For many years, the U.S. military owned the night. The Defense Department could assert that the nation held the defining edge in nocturnal warfighting capability, thanks to massive acquisition efforts in night vision optics and weapons platforms for troops. Regaining that edge means the military must rely more on private-sector solutions that are as lethal as they are profitable.
Some 16 years of continuous combat, coupled with a U.S. military force that got too used to going against a benign power projection by would-be adversaries, has sidelined the services a bit, and the world is rapidly catching up, service leaders shared on the final day of the West 2017 conference.
The U.S. military is at a critical innovation junction. Will it succumb to a disruptive environment or prevail? All indications point to an outcome that could go either way.
The U.S. Army is well on its way to meeting federal goals for reducing or consolidating data centers, an effort that already has saved the service $56 million, officials state.
The Army has cut the number of centers across the force by about 38 percent, according to a report released February 6. Part of the consolidation plan calls for closing 1,157 Army Enterprise Data Centers. The goal over the next eight years is to bring the number to 10. Six will be located outside of the continental United States. The other four will be housed at Redstone Arsenal, Alabama; Fort Knox, Kentucky; Fort Carson, Colorado; and Fort Bragg, North Carolina.
Nominations are now being accepted for the DON Information Management/Information Technology (IM/IT) Excellence Awards. Submissions are due by December 5. The awards recognize the superior efforts of IM/IT projects, teams and individuals in helping to transform Department of the Navy information technology.
They can extinguish shipboard fires and deliver explosive devices to kill suspected shooters, and now robots can help U.S. airmen practice for intense missions, such as hostage situations.
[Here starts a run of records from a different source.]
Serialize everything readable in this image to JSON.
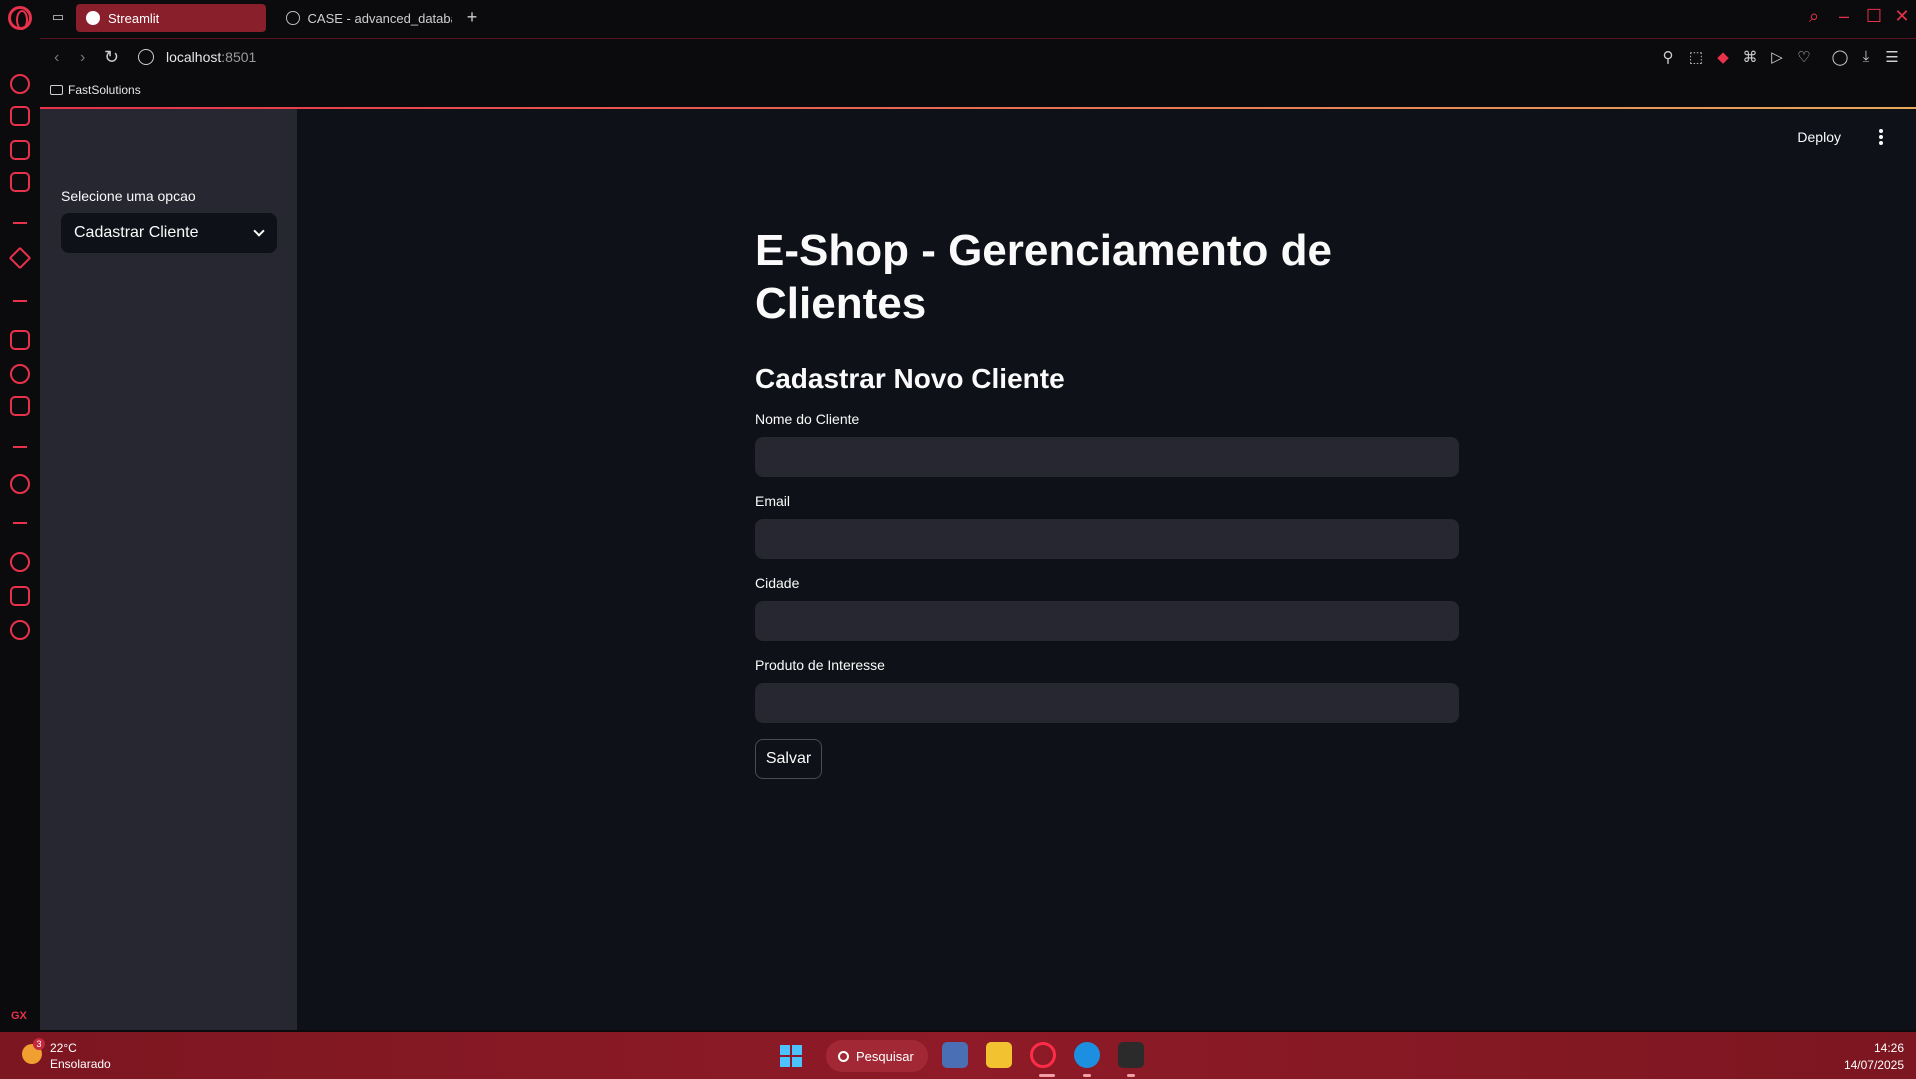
{
  "browser": {
    "tabs": [
      {
        "title": "Streamlit",
        "active": true
      },
      {
        "title": "CASE - advanced_databa",
        "active": false
      }
    ],
    "url_host": "localhost",
    "url_port": ":8501",
    "bookmarks": [
      "FastSolutions"
    ],
    "accent_color": "#e8314a"
  },
  "app": {
    "header": {
      "deploy_label": "Deploy"
    },
    "sidebar": {
      "select_label": "Selecione uma opcao",
      "select_value": "Cadastrar Cliente"
    },
    "title": "E-Shop - Gerenciamento de Clientes",
    "subtitle": "Cadastrar Novo Cliente",
    "fields": [
      {
        "label": "Nome do Cliente",
        "value": ""
      },
      {
        "label": "Email",
        "value": ""
      },
      {
        "label": "Cidade",
        "value": ""
      },
      {
        "label": "Produto de Interesse",
        "value": ""
      }
    ],
    "submit_label": "Salvar"
  },
  "taskbar": {
    "weather_badge": "3",
    "temperature": "22°C",
    "condition": "Ensolarado",
    "search_label": "Pesquisar",
    "time": "14:26",
    "date": "14/07/2025"
  }
}
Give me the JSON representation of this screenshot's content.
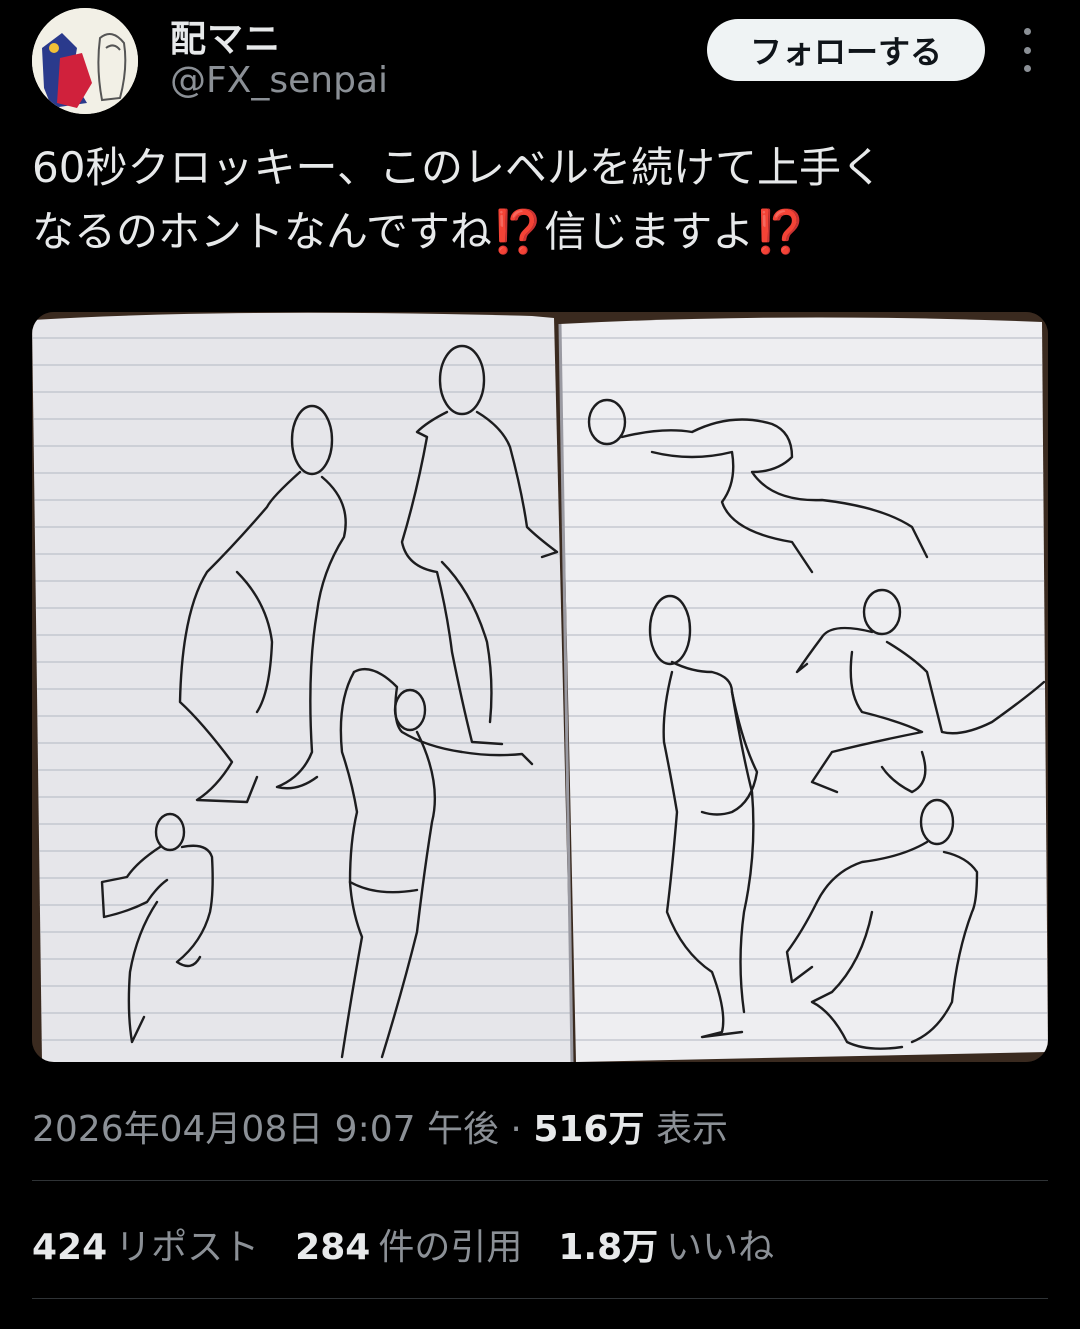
{
  "author": {
    "display_name": "配マニ",
    "handle": "@FX_senpai"
  },
  "header": {
    "follow_label": "フォローする"
  },
  "tweet": {
    "text_line1": "60秒クロッキー、このレベルを続けて上手く",
    "text_line2_a": "なるのホントなんですね",
    "emoji_1": "⁉️",
    "text_line2_b": "信じますよ",
    "emoji_2": "⁉️"
  },
  "meta": {
    "datetime": "2026年04月08日 9:07 午後",
    "separator": "·",
    "views_count": "516万",
    "views_label": "表示"
  },
  "stats": {
    "reposts_count": "424",
    "reposts_label": "リポスト",
    "quotes_count": "284",
    "quotes_label": "件の引用",
    "likes_count": "1.8万",
    "likes_label": "いいね"
  },
  "colors": {
    "background": "#000000",
    "text_primary": "#e7e9ea",
    "text_secondary": "#8b9096",
    "emoji_red": "#f4212e",
    "divider": "#2f3336"
  }
}
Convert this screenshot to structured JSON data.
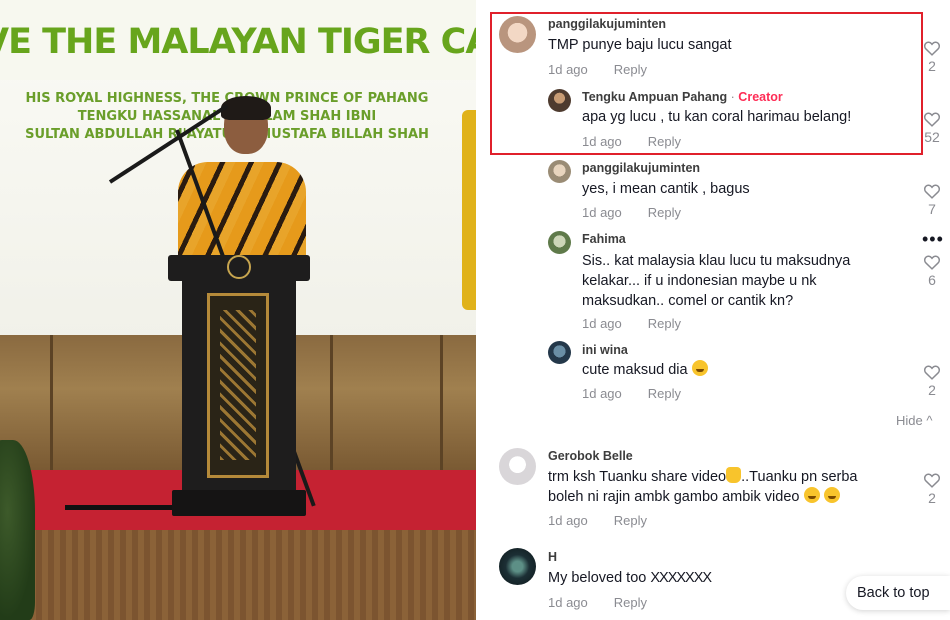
{
  "video": {
    "banner_title": "VE THE MALAYAN TIGER CAMPAIGN",
    "banner_lines": [
      "HIS ROYAL HIGHNESS, THE CROWN PRINCE OF PAHANG",
      "TENGKU HASSANAL IBRA  LAM SHAH IBNI",
      "SULTAN ABDULLAH RI'AYATUDD   MUSTAFA BILLAH SHAH"
    ]
  },
  "comments": [
    {
      "username": "panggilakujuminten",
      "text": "TMP punye baju lucu sangat",
      "time": "1d ago",
      "reply_label": "Reply",
      "likes": "2"
    },
    {
      "username": "Tengku Ampuan Pahang",
      "badge": "Creator",
      "text": "apa yg lucu , tu kan coral harimau belang!",
      "time": "1d ago",
      "reply_label": "Reply",
      "likes": "52"
    },
    {
      "username": "panggilakujuminten",
      "text": "yes, i mean cantik , bagus",
      "time": "1d ago",
      "reply_label": "Reply",
      "likes": "7"
    },
    {
      "username": "Fahima",
      "text_lines": [
        "Sis.. kat malaysia klau lucu tu maksudnya",
        "kelakar... if u indonesian maybe u nk",
        "maksudkan.. comel or cantik kn?"
      ],
      "time": "1d ago",
      "reply_label": "Reply",
      "likes": "6"
    },
    {
      "username": "ini wina",
      "text": "cute maksud dia",
      "time": "1d ago",
      "reply_label": "Reply",
      "likes": "2"
    },
    {
      "username": "Gerobok Belle",
      "text_lines": [
        "trm ksh Tuanku share video",
        "..Tuanku pn serba",
        "boleh ni rajin ambk gambo ambik video"
      ],
      "time": "1d ago",
      "reply_label": "Reply",
      "likes": "2"
    },
    {
      "username": "H",
      "text": "My beloved too",
      "text_suffix": "XXXXXXX",
      "time": "1d ago",
      "reply_label": "Reply"
    }
  ],
  "more_label": "•••",
  "hide_label": "Hide",
  "hide_chevron": "^",
  "back_to_top": "Back to top"
}
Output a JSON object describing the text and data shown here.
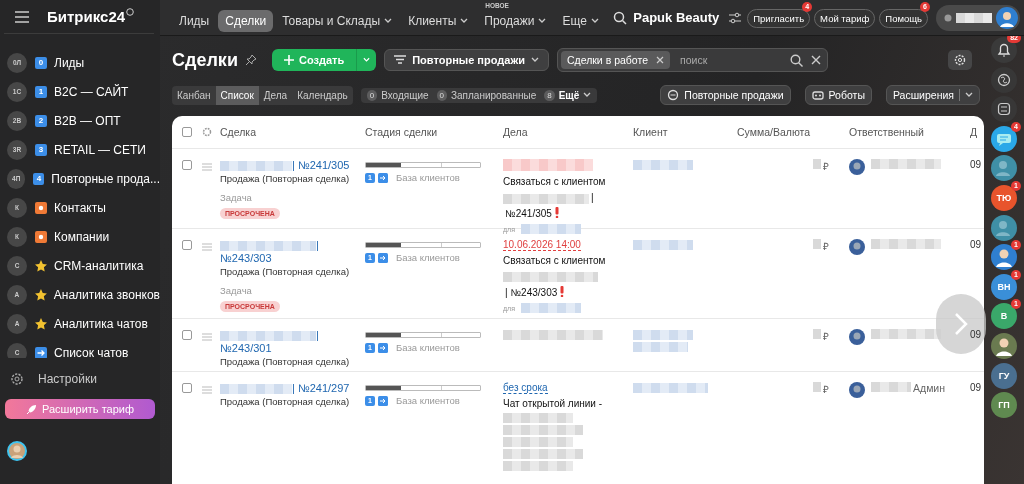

The U.S. Air Force’s 27th Special Operations Wing is using specialized robots programmed with practice scenarios to train explosive ordnance disposal technicians at Cannon Air Force Base, New Mexico.